25 minutes into an action flick
“To die like flies is not how the flies will put it.”
William Gass, Middle C
Aroma of pumpkin-harvest potpourri reminds me of the time I tried to explain what happened and then halted. Since the explanation was rated R. The pumpkin-harvest burns the den whenever we visit. There is the brown suede-soft couch and the catalog coffee table. There are the brass candlesticks and the paintings hung, all prints. Not one single oil. And there is the movie I’d rather not watch after seeing the previews, sinews of violence tendril from the big screen. I sense the pummels, smoke pillowing into a need twitching calves, a need I need to run and run. Need to scream fire arpeggios from a need to warn happy couch taters and their nearby tots. Who watch things like this all the time. For whom it’s no biggie. This movie I watch while holding my breath. At the pool, I hold my breath without going underwater. Fill cheeks with air and refuse to close my eyes. Pointless to hold breath back when it’s everywhere when it’s easy when it’s prevalent which means popular. Water is an alternate discourse. Not like the movie I watch to make people happy, a game I agree to play not to ruin their fun. The camera narrows into a scene where the rayon-poppy dress wears a girl who is struggling. Both dress and girl struggle and I know what comes next. I know that sandal she will leave before a blow to left temple erases the screen in her head. What a girl hasn’t seen……………. this action flick you savor with fistfuls of popcorn, the kids who watch, the girl whose leg turns into a metal clothes hanger crooked upon asphalt. Femaleturnedpretzelshape. A girl will turn anywhichway to keep an audience riveted. Watch this part. The plastic syringe disposal baskets on white walls wheel past a girl waking up hospital. Medical.

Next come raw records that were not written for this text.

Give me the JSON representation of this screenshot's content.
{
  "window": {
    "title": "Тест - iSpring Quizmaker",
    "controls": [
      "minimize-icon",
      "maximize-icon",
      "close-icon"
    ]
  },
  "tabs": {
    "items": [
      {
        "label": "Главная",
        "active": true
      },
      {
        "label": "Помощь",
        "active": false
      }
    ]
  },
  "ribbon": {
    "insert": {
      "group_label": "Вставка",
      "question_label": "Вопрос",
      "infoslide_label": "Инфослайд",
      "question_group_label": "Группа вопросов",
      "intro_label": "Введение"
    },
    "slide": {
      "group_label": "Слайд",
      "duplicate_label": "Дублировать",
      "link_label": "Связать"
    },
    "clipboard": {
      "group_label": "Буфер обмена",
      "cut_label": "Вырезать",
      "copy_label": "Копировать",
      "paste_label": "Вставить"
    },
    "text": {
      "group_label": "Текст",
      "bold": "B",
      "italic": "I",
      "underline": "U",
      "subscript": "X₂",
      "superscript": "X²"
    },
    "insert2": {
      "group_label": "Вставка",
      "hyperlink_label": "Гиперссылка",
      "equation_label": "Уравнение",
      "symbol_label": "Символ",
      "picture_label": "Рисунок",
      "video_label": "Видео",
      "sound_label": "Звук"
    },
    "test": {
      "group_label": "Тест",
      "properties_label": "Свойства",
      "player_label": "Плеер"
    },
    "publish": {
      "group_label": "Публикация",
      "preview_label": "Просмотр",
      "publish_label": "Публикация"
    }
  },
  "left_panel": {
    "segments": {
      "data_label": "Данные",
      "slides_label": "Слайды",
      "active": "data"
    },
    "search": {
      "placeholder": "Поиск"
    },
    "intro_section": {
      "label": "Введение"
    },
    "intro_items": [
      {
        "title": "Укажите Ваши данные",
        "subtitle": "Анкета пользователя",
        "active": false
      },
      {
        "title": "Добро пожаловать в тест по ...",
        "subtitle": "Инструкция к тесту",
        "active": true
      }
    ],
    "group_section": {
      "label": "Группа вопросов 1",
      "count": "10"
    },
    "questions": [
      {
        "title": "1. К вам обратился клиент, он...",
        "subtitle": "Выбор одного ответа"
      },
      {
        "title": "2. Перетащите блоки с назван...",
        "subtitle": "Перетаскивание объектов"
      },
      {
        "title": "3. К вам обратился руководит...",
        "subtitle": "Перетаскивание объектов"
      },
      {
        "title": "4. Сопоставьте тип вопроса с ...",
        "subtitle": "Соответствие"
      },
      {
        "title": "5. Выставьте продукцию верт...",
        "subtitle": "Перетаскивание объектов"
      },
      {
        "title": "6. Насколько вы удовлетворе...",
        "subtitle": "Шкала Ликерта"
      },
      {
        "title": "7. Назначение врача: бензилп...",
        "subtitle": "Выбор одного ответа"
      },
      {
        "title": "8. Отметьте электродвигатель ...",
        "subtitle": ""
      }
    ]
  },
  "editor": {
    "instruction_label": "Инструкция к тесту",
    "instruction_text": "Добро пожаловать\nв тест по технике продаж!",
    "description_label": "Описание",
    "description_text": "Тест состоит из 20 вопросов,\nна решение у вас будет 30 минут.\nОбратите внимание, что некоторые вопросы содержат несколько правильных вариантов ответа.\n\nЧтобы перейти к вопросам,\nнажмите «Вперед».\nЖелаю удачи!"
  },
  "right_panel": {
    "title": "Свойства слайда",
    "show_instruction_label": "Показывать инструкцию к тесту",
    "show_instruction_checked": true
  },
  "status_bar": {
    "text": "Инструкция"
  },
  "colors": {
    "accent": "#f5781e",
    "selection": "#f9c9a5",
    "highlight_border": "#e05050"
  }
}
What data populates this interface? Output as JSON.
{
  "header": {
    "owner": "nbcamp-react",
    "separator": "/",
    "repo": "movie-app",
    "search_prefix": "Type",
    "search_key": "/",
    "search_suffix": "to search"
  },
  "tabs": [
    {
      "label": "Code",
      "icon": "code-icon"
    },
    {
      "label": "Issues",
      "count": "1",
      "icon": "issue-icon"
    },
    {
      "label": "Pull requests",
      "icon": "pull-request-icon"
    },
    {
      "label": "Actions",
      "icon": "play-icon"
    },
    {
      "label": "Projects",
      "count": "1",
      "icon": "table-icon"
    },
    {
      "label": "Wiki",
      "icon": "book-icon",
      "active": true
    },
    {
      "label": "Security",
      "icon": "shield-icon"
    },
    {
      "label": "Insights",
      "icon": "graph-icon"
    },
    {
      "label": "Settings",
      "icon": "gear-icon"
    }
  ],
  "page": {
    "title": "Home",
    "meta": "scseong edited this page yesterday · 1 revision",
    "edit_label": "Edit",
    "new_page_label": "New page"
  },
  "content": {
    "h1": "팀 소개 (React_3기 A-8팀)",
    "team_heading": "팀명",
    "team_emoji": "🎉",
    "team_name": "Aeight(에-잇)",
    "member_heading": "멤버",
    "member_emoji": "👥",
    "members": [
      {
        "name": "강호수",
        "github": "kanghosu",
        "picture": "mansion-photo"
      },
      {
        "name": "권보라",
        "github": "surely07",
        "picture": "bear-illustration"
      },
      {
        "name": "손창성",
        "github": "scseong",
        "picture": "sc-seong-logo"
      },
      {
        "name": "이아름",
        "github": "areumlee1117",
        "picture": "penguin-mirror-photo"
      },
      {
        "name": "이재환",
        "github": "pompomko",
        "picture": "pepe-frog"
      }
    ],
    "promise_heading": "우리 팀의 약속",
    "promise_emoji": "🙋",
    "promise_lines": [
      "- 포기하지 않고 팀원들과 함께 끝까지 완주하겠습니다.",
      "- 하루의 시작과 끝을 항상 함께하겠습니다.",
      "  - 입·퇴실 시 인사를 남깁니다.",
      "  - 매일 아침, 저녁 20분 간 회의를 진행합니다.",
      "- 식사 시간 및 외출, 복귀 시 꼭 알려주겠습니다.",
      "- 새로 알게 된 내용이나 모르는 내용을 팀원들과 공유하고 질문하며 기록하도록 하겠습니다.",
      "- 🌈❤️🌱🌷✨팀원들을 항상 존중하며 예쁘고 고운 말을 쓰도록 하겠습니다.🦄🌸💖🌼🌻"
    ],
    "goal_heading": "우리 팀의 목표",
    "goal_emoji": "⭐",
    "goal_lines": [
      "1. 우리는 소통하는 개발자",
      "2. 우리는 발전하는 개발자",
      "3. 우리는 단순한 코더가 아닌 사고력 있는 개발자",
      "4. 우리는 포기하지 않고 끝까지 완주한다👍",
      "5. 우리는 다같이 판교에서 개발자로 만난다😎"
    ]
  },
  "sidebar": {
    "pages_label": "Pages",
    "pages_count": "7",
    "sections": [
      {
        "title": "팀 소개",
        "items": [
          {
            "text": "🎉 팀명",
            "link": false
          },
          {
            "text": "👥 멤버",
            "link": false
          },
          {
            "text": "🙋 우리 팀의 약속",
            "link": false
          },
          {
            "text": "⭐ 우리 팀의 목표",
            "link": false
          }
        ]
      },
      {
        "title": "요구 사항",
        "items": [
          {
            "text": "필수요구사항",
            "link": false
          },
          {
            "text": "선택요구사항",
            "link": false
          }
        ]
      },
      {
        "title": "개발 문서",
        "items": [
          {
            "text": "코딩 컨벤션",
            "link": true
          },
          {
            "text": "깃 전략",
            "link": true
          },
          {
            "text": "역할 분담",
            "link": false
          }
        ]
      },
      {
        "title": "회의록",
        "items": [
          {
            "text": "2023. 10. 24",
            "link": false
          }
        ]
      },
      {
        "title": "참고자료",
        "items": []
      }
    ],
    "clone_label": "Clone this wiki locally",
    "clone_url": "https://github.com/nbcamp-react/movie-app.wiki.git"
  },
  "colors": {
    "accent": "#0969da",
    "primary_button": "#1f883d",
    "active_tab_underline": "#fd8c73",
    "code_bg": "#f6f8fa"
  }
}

Clinicians apply special words to probe and prod and figure. The flesh is a story she can’t tell. This is a movie. 25 minutes is early. Assume her story is a subplot. Rape amounts to subplot if you can’t remember— and an ending for those who can. A movie you watch is home entertainment. Frosty mugs and pinot glasses close to hand. A movie unscrews a head from its socket when red lights flash warning warning warning. Remember the time I tried to explain how it felt and warning warning you held up a palm to say no. A palm says no and cradles pinot. Warning that’s too much detail warning it’s too sordid warning the kids might hear warning it makes people queasy to hear. You say I should see a therapist. What happened to me is a series of actions you find offensive to normal people. I say no but the movie is playing. The woman trying to talk about the girl is an offense to fun. But this movie, this family-friendly action flick, in the same room as the head where actions happened…..And your palm reaching for the wine…… The action scene you relish, the action onscreen entertains, that poison you sip.
Alina Stefanescu was born in Romania and lives in Alabama with her partner and four small mammals. She won the 2015 Ryan R. Gibbs Flash Fiction Award and was a finalist for the 2015 Robert Dana Poetry Award. Her poetry chapbook, Objects In Vases, was published by Anchor & Plume in March 2016. She aims for an ontology which would satisfy Hannah Arendt, Norman Manea, and Tom Waits. More online at http://www.alinastefanescu.com.